▶ **TASK OBJECTIVE**
Return each line below exactly as it reads, and omit any image in it.

╭─ RECORDS FOR THE TASK

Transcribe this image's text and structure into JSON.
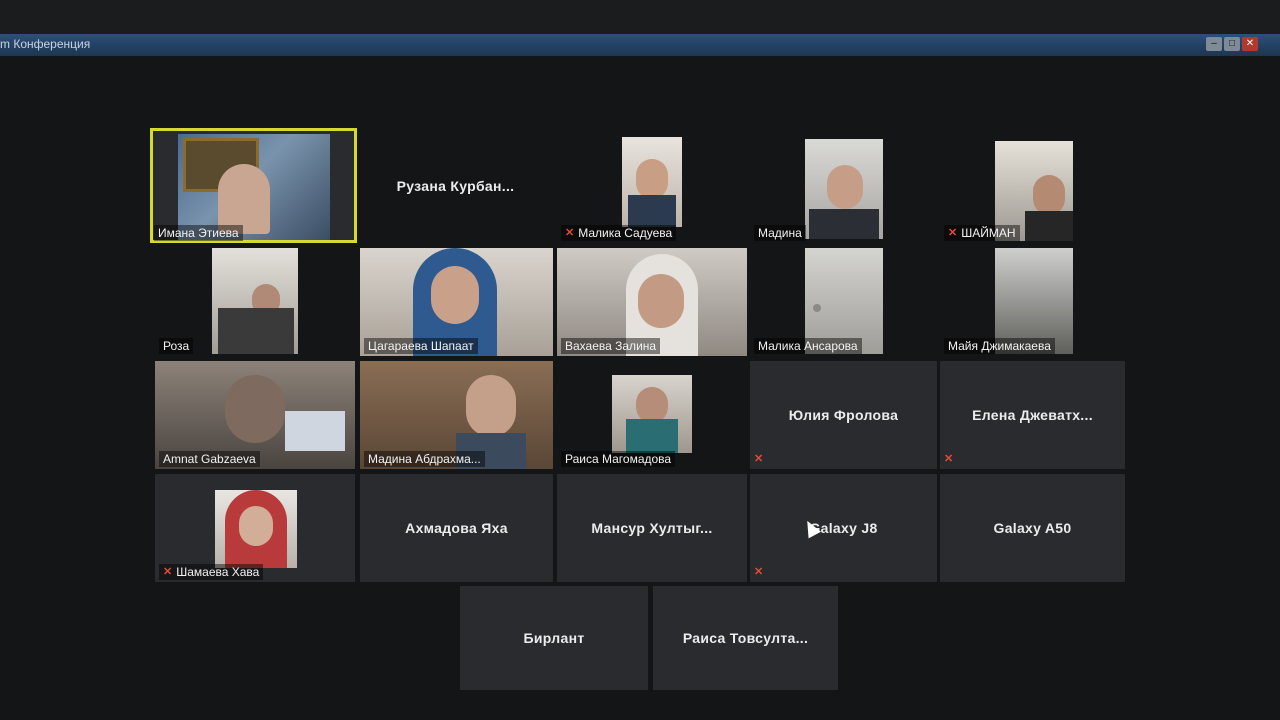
{
  "window": {
    "title": "m Конференция",
    "buttons": [
      "–",
      "□",
      "✕"
    ]
  },
  "participants": [
    {
      "name": "Имана Этиева",
      "video": true,
      "active": true
    },
    {
      "name": "Рузана  Курбан...",
      "video": false
    },
    {
      "name": "Малика Садуева",
      "video": true,
      "muted": true
    },
    {
      "name": "Мадина",
      "video": true
    },
    {
      "name": "ШАЙМАН",
      "video": true,
      "muted": true
    },
    {
      "name": "Роза",
      "video": true
    },
    {
      "name": "Цагараева Шапаат",
      "video": true
    },
    {
      "name": "Вахаева Залина",
      "video": true
    },
    {
      "name": "Малика Ансарова",
      "video": true
    },
    {
      "name": "Майя Джимакаева",
      "video": true
    },
    {
      "name": "Amnat Gabzaeva",
      "video": true
    },
    {
      "name": "Мадина Абдрахма...",
      "video": true
    },
    {
      "name": "Раиса Магомадова",
      "video": true
    },
    {
      "name": "Юлия Фролова",
      "video": false,
      "muted": true
    },
    {
      "name": "Елена  Джеватх...",
      "video": false,
      "muted": true
    },
    {
      "name": "Шамаева Хава",
      "video": true,
      "muted": true
    },
    {
      "name": "Ахмадова Яха",
      "video": false
    },
    {
      "name": "Мансур  Хултыг...",
      "video": false
    },
    {
      "name": "Galaxy J8",
      "video": false,
      "muted": true
    },
    {
      "name": "Galaxy A50",
      "video": false
    },
    {
      "name": "Бирлант",
      "video": false
    },
    {
      "name": "Раиса  Товсулта...",
      "video": false
    }
  ],
  "colors": {
    "active_speaker": "#d6d930",
    "muted_icon": "#e04b3c",
    "tile_bg": "#2a2b2e"
  },
  "icons": {
    "muted": "microphone-muted-icon"
  }
}
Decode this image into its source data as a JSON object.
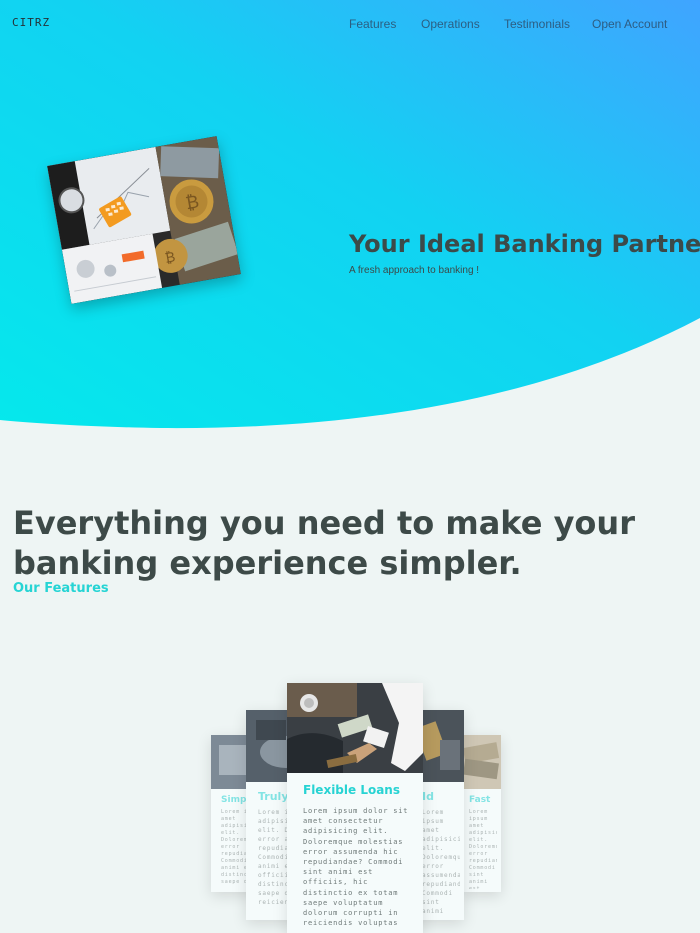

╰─

▶ **COMPLETED TASK**
Transcribe this image's text and structure into JSON.
{
  "window": {
    "title": "m Конференция",
    "buttons": [
      "–",
      "□",
      "✕"
    ]
  },
  "participants": [
    {
      "name": "Имана Этиева",
      "video": true,
      "active": true
    },
    {
      "name": "Рузана  Курбан...",
      "video": false
    },
    {
      "name": "Малика Садуева",
      "video": true,
      "muted": true
    },
    {
      "name": "Мадина",
      "video": true
    },
    {
      "name": "ШАЙМАН",
      "video": true,
      "muted": true
    },
    {
      "name": "Роза",
      "video": true
    },
    {
      "name": "Цагараева Шапаат",
      "video": true
    },
    {
      "name": "Вахаева Залина",
      "video": true
    },
    {
      "name": "Малика Ансарова",
      "video": true
    },
    {
      "name": "Майя Джимакаева",
      "video": true
    },
    {
      "name": "Amnat Gabzaeva",
      "video": true
    },
    {
      "name": "Мадина Абдрахма...",
      "video": true
    },
    {
      "name": "Раиса Магомадова",
      "video": true
    },
    {
      "name": "Юлия Фролова",
      "video": false,
      "muted": true
    },
    {
      "name": "Елена  Джеватх...",
      "video": false,
      "muted": true
    },
    {
      "name": "Шамаева Хава",
      "video": true,
      "muted": true
    },
    {
      "name": "Ахмадова Яха",
      "video": false
    },
    {
      "name": "Мансур  Хултыг...",
      "video": false
    },
    {
      "name": "Galaxy J8",
      "video": false,
      "muted": true
    },
    {
      "name": "Galaxy A50",
      "video": false
    },
    {
      "name": "Бирлант",
      "video": false
    },
    {
      "name": "Раиса  Товсулта...",
      "video": false
    }
  ],
  "colors": {
    "active_speaker": "#d6d930",
    "muted_icon": "#e04b3c",
    "tile_bg": "#2a2b2e"
  },
  "icons": {
    "muted": "microphone-muted-icon"
  }
}
Decode this image into its source data as a JSON object.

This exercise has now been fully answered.